### Data for this exercise ###

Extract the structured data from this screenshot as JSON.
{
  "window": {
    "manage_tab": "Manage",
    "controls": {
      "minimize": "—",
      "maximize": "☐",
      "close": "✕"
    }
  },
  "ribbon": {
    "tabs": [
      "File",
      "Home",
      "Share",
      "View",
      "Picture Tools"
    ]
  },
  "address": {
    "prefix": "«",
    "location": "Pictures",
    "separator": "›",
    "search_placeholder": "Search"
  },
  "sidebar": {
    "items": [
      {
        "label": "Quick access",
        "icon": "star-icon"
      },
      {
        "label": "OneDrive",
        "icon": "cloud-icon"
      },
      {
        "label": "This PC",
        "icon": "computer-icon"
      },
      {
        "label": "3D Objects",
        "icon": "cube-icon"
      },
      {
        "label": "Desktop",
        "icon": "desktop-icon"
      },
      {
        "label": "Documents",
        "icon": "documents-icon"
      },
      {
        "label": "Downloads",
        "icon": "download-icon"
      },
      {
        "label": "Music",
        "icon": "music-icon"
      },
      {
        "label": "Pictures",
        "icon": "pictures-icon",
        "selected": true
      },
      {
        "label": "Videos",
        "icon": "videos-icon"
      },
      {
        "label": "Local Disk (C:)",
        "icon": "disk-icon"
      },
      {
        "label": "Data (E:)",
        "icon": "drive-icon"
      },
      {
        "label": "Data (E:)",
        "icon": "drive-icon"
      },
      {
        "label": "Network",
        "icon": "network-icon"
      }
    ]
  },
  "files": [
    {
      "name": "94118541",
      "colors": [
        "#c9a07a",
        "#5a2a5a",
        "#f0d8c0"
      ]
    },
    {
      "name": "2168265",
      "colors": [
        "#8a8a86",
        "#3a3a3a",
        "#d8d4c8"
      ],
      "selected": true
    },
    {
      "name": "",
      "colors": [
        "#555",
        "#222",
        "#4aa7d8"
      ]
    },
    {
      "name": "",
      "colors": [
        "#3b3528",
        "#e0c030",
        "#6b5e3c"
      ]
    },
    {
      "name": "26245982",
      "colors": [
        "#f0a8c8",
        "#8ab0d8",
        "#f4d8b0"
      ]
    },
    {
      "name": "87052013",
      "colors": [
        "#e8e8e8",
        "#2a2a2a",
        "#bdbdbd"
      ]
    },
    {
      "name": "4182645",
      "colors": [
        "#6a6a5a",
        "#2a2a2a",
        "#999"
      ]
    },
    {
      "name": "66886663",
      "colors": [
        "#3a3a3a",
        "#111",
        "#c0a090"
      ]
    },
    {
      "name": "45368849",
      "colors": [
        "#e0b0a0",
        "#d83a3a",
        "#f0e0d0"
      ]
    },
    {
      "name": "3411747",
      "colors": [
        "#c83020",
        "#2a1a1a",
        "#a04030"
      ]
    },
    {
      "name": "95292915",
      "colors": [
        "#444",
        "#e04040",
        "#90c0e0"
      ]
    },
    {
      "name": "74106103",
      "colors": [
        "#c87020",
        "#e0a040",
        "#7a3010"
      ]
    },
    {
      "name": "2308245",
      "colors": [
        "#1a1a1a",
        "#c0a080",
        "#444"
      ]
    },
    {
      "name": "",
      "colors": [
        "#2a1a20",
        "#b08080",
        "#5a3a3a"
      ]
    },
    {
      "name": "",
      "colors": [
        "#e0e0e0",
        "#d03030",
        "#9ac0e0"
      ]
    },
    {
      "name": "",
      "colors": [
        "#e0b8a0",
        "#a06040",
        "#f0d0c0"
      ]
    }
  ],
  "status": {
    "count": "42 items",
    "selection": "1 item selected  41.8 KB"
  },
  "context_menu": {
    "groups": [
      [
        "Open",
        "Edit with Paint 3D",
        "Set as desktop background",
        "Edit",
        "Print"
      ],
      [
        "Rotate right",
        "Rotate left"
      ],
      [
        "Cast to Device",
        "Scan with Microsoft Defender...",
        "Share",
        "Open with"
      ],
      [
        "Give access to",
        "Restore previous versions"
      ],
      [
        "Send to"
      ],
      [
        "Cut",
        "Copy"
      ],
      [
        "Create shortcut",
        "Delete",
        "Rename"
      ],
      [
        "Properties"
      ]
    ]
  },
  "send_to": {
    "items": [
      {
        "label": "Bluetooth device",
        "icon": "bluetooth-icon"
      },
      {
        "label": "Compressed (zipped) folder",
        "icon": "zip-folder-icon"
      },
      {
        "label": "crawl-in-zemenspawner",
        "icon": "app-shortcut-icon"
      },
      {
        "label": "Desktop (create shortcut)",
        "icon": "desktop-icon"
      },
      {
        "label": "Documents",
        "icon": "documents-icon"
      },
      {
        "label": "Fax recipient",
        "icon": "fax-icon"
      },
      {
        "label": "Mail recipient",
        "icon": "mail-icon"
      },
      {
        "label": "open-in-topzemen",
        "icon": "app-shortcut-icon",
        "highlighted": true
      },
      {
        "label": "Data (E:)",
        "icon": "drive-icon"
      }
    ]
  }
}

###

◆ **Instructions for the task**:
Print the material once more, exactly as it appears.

◆ **Reply**:
Extract the structured data from this screenshot as JSON.
{
  "window": {
    "manage_tab": "Manage",
    "controls": {
      "minimize": "—",
      "maximize": "☐",
      "close": "✕"
    }
  },
  "ribbon": {
    "tabs": [
      "File",
      "Home",
      "Share",
      "View",
      "Picture Tools"
    ]
  },
  "address": {
    "prefix": "«",
    "location": "Pictures",
    "separator": "›",
    "search_placeholder": "Search"
  },
  "sidebar": {
    "items": [
      {
        "label": "Quick access",
        "icon": "star-icon"
      },
      {
        "label": "OneDrive",
        "icon": "cloud-icon"
      },
      {
        "label": "This PC",
        "icon": "computer-icon"
      },
      {
        "label": "3D Objects",
        "icon": "cube-icon"
      },
      {
        "label": "Desktop",
        "icon": "desktop-icon"
      },
      {
        "label": "Documents",
        "icon": "documents-icon"
      },
      {
        "label": "Downloads",
        "icon": "download-icon"
      },
      {
        "label": "Music",
        "icon": "music-icon"
      },
      {
        "label": "Pictures",
        "icon": "pictures-icon",
        "selected": true
      },
      {
        "label": "Videos",
        "icon": "videos-icon"
      },
      {
        "label": "Local Disk (C:)",
        "icon": "disk-icon"
      },
      {
        "label": "Data (E:)",
        "icon": "drive-icon"
      },
      {
        "label": "Data (E:)",
        "icon": "drive-icon"
      },
      {
        "label": "Network",
        "icon": "network-icon"
      }
    ]
  },
  "files": [
    {
      "name": "94118541",
      "colors": [
        "#c9a07a",
        "#5a2a5a",
        "#f0d8c0"
      ]
    },
    {
      "name": "2168265",
      "colors": [
        "#8a8a86",
        "#3a3a3a",
        "#d8d4c8"
      ],
      "selected": true
    },
    {
      "name": "",
      "colors": [
        "#555",
        "#222",
        "#4aa7d8"
      ]
    },
    {
      "name": "",
      "colors": [
        "#3b3528",
        "#e0c030",
        "#6b5e3c"
      ]
    },
    {
      "name": "26245982",
      "colors": [
        "#f0a8c8",
        "#8ab0d8",
        "#f4d8b0"
      ]
    },
    {
      "name": "87052013",
      "colors": [
        "#e8e8e8",
        "#2a2a2a",
        "#bdbdbd"
      ]
    },
    {
      "name": "4182645",
      "colors": [
        "#6a6a5a",
        "#2a2a2a",
        "#999"
      ]
    },
    {
      "name": "66886663",
      "colors": [
        "#3a3a3a",
        "#111",
        "#c0a090"
      ]
    },
    {
      "name": "45368849",
      "colors": [
        "#e0b0a0",
        "#d83a3a",
        "#f0e0d0"
      ]
    },
    {
      "name": "3411747",
      "colors": [
        "#c83020",
        "#2a1a1a",
        "#a04030"
      ]
    },
    {
      "name": "95292915",
      "colors": [
        "#444",
        "#e04040",
        "#90c0e0"
      ]
    },
    {
      "name": "74106103",
      "colors": [
        "#c87020",
        "#e0a040",
        "#7a3010"
      ]
    },
    {
      "name": "2308245",
      "colors": [
        "#1a1a1a",
        "#c0a080",
        "#444"
      ]
    },
    {
      "name": "",
      "colors": [
        "#2a1a20",
        "#b08080",
        "#5a3a3a"
      ]
    },
    {
      "name": "",
      "colors": [
        "#e0e0e0",
        "#d03030",
        "#9ac0e0"
      ]
    },
    {
      "name": "",
      "colors": [
        "#e0b8a0",
        "#a06040",
        "#f0d0c0"
      ]
    }
  ],
  "status": {
    "count": "42 items",
    "selection": "1 item selected  41.8 KB"
  },
  "context_menu": {
    "groups": [
      [
        "Open",
        "Edit with Paint 3D",
        "Set as desktop background",
        "Edit",
        "Print"
      ],
      [
        "Rotate right",
        "Rotate left"
      ],
      [
        "Cast to Device",
        "Scan with Microsoft Defender...",
        "Share",
        "Open with"
      ],
      [
        "Give access to",
        "Restore previous versions"
      ],
      [
        "Send to"
      ],
      [
        "Cut",
        "Copy"
      ],
      [
        "Create shortcut",
        "Delete",
        "Rename"
      ],
      [
        "Properties"
      ]
    ]
  },
  "send_to": {
    "items": [
      {
        "label": "Bluetooth device",
        "icon": "bluetooth-icon"
      },
      {
        "label": "Compressed (zipped) folder",
        "icon": "zip-folder-icon"
      },
      {
        "label": "crawl-in-zemenspawner",
        "icon": "app-shortcut-icon"
      },
      {
        "label": "Desktop (create shortcut)",
        "icon": "desktop-icon"
      },
      {
        "label": "Documents",
        "icon": "documents-icon"
      },
      {
        "label": "Fax recipient",
        "icon": "fax-icon"
      },
      {
        "label": "Mail recipient",
        "icon": "mail-icon"
      },
      {
        "label": "open-in-topzemen",
        "icon": "app-shortcut-icon",
        "highlighted": true
      },
      {
        "label": "Data (E:)",
        "icon": "drive-icon"
      }
    ]
  }
}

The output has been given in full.